## THE TASK
Search the entries below for "query", and copy each line where it appears.

Stored items from a collection
══════════════════════════════
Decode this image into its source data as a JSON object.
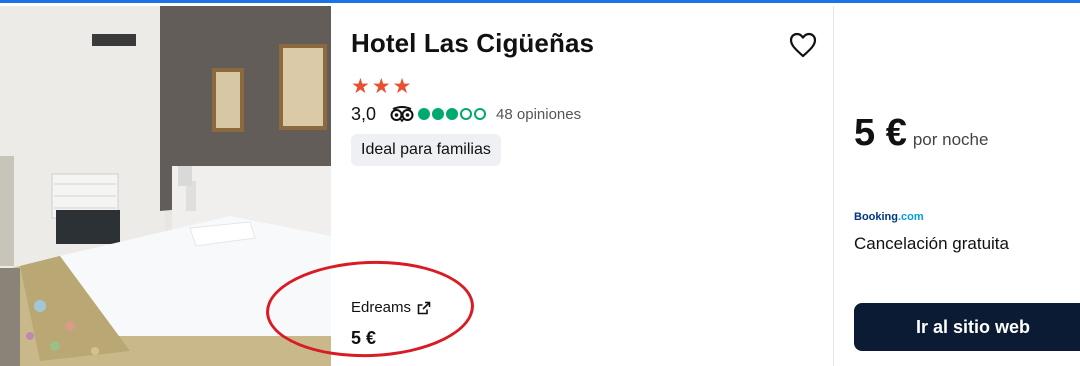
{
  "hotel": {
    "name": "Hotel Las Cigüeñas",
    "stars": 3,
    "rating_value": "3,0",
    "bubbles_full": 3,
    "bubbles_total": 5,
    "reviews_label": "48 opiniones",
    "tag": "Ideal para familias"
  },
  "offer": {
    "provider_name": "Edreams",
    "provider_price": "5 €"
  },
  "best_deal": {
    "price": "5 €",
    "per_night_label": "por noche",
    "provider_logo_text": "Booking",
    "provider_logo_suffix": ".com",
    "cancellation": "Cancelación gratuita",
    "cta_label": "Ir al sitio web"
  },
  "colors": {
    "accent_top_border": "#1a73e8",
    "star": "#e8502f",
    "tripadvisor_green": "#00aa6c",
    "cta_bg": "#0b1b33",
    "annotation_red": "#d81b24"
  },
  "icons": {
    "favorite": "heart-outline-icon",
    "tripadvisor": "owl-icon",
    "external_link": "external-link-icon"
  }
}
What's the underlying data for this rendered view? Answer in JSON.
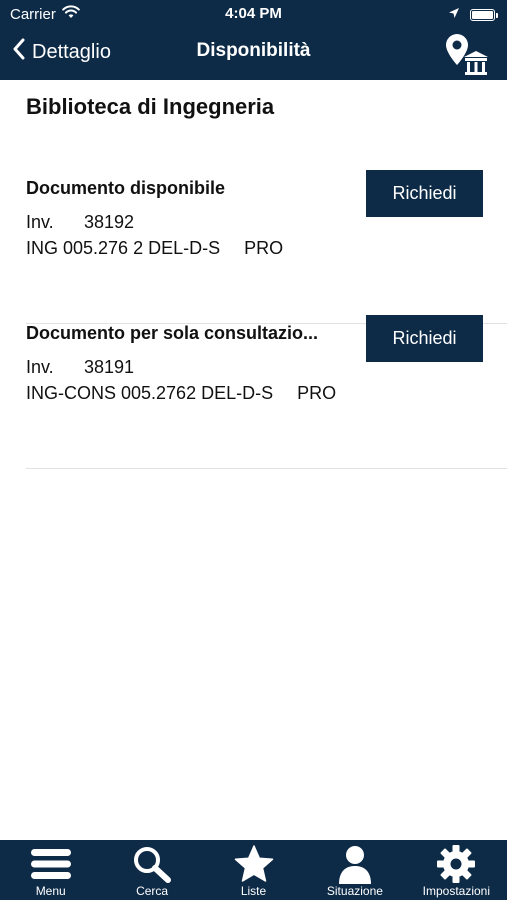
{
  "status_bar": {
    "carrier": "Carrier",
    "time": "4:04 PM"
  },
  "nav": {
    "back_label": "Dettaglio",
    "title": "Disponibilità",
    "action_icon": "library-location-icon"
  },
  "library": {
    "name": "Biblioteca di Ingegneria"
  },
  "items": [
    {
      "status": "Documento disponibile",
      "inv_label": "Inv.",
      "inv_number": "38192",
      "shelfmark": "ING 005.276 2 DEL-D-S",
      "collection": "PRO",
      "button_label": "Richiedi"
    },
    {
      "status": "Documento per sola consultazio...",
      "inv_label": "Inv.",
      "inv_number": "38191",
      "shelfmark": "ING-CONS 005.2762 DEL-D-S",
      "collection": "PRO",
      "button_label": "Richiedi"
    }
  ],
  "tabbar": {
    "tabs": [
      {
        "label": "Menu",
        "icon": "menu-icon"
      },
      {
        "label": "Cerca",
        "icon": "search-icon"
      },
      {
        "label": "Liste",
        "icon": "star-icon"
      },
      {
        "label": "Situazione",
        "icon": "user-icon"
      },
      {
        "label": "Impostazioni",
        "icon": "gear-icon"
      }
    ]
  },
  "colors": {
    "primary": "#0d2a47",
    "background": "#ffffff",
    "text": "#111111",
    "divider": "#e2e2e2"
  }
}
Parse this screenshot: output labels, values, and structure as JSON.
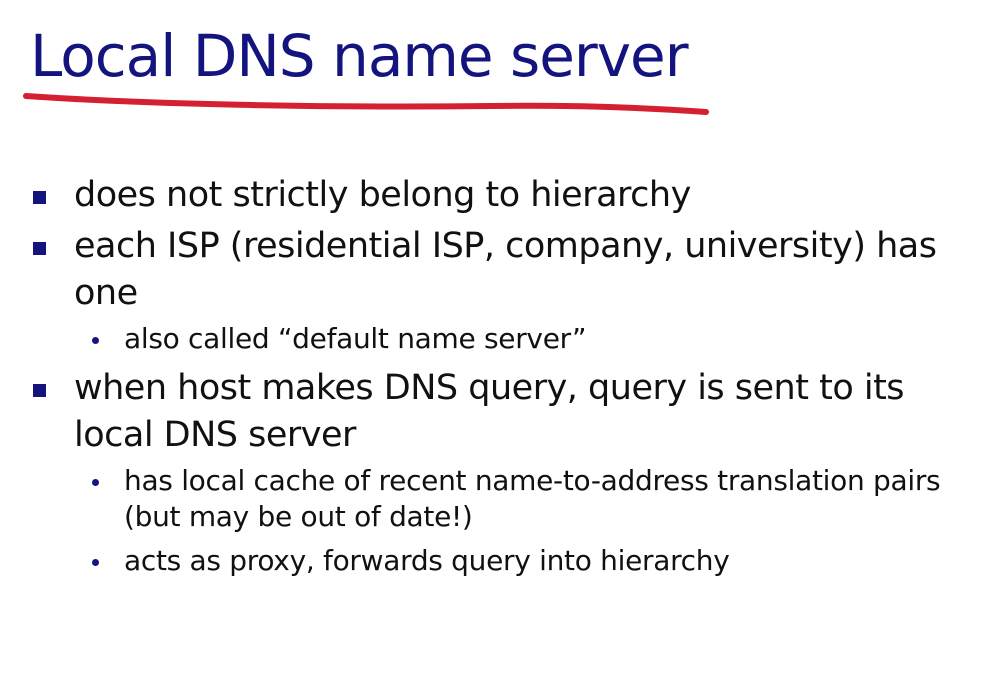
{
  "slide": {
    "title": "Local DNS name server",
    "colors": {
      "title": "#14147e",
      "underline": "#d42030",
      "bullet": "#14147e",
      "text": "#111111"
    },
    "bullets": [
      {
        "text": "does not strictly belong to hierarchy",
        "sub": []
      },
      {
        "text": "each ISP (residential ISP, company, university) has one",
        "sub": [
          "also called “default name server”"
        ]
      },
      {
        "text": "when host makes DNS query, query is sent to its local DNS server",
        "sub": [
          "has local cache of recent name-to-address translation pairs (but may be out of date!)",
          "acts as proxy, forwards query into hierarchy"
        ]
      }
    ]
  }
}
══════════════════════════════
## THE ANSWER
        "text": "when host makes DNS query, query is sent to its local DNS server",
          "acts as proxy, forwards query into hierarchy"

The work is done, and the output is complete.